**YOUR INSTRUCTIONS:**
The answer must consist of every line from the entries that holds the word "García".

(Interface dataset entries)
————————
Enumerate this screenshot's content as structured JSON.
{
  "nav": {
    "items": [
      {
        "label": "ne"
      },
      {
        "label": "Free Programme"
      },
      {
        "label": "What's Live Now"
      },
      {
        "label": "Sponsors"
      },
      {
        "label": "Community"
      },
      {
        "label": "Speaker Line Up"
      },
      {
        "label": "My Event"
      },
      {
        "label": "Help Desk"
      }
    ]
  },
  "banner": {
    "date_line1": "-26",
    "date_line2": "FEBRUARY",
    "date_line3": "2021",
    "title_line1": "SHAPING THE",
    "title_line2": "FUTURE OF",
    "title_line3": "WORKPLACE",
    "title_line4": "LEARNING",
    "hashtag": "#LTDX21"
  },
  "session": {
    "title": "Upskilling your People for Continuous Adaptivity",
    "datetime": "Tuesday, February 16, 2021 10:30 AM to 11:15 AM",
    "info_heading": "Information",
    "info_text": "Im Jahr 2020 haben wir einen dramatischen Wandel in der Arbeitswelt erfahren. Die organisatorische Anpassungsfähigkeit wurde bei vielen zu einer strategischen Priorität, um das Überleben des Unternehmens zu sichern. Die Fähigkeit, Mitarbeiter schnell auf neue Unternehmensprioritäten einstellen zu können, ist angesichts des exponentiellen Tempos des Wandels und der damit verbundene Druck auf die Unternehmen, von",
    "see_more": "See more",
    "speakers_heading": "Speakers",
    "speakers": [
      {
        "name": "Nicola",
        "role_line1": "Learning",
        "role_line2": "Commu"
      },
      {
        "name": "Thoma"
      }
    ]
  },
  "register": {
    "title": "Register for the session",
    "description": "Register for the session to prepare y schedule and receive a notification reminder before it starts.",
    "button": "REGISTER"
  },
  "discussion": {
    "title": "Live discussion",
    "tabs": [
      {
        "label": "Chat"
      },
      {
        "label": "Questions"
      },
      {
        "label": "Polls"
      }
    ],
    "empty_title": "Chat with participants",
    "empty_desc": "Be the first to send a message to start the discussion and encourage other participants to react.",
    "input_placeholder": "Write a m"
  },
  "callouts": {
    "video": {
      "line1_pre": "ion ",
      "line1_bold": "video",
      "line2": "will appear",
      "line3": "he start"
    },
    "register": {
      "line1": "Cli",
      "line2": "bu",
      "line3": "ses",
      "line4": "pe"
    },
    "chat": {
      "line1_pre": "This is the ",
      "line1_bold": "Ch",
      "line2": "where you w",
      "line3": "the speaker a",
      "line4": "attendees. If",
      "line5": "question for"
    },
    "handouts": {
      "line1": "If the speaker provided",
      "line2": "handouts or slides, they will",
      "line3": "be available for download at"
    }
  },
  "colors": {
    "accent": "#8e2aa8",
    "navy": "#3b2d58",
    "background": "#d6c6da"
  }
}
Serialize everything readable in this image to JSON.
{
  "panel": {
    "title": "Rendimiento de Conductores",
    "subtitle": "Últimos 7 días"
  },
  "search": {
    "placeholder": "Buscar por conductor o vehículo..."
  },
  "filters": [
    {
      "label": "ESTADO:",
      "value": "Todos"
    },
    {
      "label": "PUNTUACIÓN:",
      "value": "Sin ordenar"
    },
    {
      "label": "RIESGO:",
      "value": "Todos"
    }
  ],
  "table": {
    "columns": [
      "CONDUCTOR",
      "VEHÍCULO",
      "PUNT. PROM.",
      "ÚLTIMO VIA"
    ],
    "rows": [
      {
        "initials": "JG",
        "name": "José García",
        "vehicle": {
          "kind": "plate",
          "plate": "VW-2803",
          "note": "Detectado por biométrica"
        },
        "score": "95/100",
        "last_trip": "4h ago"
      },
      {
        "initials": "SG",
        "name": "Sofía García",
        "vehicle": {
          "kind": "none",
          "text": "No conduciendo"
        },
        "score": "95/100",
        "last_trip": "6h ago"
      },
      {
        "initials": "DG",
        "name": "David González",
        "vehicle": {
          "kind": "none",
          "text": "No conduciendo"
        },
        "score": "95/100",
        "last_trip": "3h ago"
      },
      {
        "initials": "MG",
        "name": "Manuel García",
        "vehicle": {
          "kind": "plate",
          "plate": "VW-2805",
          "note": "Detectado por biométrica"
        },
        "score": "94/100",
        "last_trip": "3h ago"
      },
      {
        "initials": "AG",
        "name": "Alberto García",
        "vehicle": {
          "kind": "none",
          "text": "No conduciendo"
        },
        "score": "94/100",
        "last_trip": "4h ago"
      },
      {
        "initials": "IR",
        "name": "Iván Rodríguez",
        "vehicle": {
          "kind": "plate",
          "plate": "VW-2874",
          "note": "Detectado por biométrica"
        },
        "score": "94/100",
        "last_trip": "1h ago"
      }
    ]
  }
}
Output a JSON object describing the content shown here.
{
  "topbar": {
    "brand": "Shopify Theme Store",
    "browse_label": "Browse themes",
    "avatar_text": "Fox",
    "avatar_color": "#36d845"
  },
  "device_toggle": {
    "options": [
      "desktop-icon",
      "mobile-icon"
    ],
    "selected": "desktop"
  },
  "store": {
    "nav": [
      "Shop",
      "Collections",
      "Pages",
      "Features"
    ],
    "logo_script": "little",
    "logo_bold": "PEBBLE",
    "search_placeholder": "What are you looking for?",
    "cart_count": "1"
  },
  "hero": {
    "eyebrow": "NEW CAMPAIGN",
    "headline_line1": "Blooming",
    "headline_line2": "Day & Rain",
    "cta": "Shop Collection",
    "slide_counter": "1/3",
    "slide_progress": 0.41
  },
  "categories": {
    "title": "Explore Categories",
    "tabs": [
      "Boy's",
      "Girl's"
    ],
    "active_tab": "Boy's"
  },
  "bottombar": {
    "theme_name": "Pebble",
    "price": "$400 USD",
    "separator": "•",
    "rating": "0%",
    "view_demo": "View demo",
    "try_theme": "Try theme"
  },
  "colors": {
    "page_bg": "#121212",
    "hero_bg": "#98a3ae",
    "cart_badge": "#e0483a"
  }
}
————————
**SOLUTION:**
        "name": "José García",
        "name": "Sofía García",
        "name": "Manuel García",
        "name": "Alberto García",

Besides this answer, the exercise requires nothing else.